Power should not be concentrated in a few hands. This has been accepted almost universally, except that some don’t honour it when they get an opportunity to derail this principle. Most developing countries have been struggling to practise democracy both in letter and spirit. Some political leaders are known to bend the interpretation of a democratic Constitution and quite a few take to loud rhetoric vowing to be democratic and effective in improving the living standards of their people.
The value of a Constitution is in its implementation. Regular change of guards at the helm of power alone will not suffice for effective results. In Nepal’s case, political leaders themselves rightly admit that there are many big challenges ahead in connection with the task of putting into practice the Constitution.

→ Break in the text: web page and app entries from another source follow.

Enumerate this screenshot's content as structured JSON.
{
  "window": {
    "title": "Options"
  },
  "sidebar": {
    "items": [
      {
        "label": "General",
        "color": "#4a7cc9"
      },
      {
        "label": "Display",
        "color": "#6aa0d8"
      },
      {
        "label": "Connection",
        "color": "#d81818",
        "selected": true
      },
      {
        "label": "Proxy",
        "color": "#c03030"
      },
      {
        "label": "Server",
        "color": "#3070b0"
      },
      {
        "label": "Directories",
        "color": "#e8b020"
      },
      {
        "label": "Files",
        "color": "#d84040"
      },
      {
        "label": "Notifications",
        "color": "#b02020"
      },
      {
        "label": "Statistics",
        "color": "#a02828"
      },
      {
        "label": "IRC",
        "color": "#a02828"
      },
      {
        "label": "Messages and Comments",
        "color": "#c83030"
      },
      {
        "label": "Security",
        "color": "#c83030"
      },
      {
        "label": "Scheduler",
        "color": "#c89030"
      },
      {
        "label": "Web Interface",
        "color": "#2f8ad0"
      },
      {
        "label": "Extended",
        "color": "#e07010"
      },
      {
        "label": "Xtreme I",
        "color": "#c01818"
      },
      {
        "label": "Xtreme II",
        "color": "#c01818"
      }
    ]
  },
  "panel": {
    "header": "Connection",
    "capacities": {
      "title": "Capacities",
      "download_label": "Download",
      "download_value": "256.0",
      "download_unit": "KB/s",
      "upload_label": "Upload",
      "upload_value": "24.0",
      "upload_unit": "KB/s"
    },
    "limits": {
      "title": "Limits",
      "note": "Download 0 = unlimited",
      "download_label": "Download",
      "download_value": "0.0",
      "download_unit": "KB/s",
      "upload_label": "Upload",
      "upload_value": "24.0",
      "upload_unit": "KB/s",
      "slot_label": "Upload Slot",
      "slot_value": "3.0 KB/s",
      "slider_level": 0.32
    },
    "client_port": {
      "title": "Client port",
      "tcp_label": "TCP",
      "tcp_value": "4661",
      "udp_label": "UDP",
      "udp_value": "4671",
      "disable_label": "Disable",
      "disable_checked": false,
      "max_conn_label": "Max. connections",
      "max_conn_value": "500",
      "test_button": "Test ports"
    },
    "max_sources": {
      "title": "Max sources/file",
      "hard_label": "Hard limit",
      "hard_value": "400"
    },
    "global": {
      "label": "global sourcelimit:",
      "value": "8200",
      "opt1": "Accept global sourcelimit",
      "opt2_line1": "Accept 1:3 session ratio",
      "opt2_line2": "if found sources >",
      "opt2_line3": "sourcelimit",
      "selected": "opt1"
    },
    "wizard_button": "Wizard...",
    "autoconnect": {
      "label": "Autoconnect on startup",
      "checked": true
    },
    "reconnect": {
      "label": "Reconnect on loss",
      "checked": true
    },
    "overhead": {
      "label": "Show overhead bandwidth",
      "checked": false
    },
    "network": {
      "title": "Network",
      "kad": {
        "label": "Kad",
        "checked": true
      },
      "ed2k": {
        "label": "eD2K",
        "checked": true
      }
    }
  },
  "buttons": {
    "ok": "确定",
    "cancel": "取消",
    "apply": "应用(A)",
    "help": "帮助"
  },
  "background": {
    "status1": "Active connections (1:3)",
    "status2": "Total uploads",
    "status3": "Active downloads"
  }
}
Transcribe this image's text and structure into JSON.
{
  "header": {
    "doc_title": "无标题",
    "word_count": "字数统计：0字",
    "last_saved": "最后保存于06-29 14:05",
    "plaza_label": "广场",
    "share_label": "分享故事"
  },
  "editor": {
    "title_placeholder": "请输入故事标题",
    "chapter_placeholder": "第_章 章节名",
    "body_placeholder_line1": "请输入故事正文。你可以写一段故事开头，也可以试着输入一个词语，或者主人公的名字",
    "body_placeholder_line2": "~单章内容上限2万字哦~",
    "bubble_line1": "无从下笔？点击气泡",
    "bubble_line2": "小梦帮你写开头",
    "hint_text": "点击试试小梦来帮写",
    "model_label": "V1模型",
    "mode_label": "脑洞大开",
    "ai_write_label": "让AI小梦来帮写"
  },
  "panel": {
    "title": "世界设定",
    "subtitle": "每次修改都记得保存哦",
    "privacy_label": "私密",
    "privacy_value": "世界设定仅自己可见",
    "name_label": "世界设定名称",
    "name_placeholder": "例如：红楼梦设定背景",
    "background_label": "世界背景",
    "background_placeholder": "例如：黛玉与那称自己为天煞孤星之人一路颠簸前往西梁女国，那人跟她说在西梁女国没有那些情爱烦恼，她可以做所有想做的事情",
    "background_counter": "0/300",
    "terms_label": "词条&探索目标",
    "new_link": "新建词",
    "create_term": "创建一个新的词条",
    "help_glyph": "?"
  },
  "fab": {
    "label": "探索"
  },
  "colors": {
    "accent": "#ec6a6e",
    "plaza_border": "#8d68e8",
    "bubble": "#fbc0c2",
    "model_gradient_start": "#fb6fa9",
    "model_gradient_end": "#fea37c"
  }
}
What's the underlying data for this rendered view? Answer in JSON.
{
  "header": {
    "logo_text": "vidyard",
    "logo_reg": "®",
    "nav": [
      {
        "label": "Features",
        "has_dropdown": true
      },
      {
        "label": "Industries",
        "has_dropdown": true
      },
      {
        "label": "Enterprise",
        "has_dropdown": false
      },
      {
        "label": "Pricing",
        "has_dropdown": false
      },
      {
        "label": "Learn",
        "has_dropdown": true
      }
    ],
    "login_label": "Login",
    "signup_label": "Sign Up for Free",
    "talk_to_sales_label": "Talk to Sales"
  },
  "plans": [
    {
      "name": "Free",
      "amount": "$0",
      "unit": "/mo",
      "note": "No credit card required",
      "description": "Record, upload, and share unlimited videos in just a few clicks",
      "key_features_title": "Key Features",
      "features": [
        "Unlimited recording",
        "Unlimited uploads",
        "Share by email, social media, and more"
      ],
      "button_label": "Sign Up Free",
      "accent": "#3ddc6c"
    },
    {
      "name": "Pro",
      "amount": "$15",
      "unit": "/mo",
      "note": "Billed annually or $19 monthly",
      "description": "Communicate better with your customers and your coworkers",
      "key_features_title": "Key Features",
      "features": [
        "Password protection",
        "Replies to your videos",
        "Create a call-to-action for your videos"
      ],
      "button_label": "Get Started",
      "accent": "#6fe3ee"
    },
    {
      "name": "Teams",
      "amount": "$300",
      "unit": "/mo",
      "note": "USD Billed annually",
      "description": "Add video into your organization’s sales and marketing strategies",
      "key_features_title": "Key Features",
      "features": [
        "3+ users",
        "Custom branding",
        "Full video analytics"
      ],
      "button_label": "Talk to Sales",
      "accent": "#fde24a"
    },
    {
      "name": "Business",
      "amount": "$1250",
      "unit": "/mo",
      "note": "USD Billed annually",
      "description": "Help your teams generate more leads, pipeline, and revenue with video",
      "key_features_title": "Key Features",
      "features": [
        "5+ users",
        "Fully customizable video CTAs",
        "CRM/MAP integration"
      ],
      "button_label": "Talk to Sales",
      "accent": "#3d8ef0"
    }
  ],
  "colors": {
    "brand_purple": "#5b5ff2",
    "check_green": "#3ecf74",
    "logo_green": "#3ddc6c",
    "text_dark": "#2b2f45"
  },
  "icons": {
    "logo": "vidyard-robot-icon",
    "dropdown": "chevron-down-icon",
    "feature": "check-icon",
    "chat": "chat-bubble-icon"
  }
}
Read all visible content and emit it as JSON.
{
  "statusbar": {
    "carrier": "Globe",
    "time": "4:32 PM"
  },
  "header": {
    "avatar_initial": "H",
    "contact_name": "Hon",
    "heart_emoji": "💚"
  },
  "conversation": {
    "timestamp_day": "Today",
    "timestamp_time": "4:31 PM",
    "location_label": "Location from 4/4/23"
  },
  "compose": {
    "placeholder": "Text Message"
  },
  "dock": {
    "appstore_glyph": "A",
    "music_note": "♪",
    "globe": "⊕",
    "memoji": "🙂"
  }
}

Indeed, it is so. A greater challenge is to take a serious stock of the experiences the people have had in recent years, and summon all sincerity and energy to address the prevailing situation effectively and speedily.
The root causes of the existing state of affairs need to be looked into in all aspects for ensuring the necessary remedies in a spirit of the country’s pressing needs and willingness to make the necessary changes and accommodate genuine ideas for a better Nepal. Let us all work for the doable and deliverable.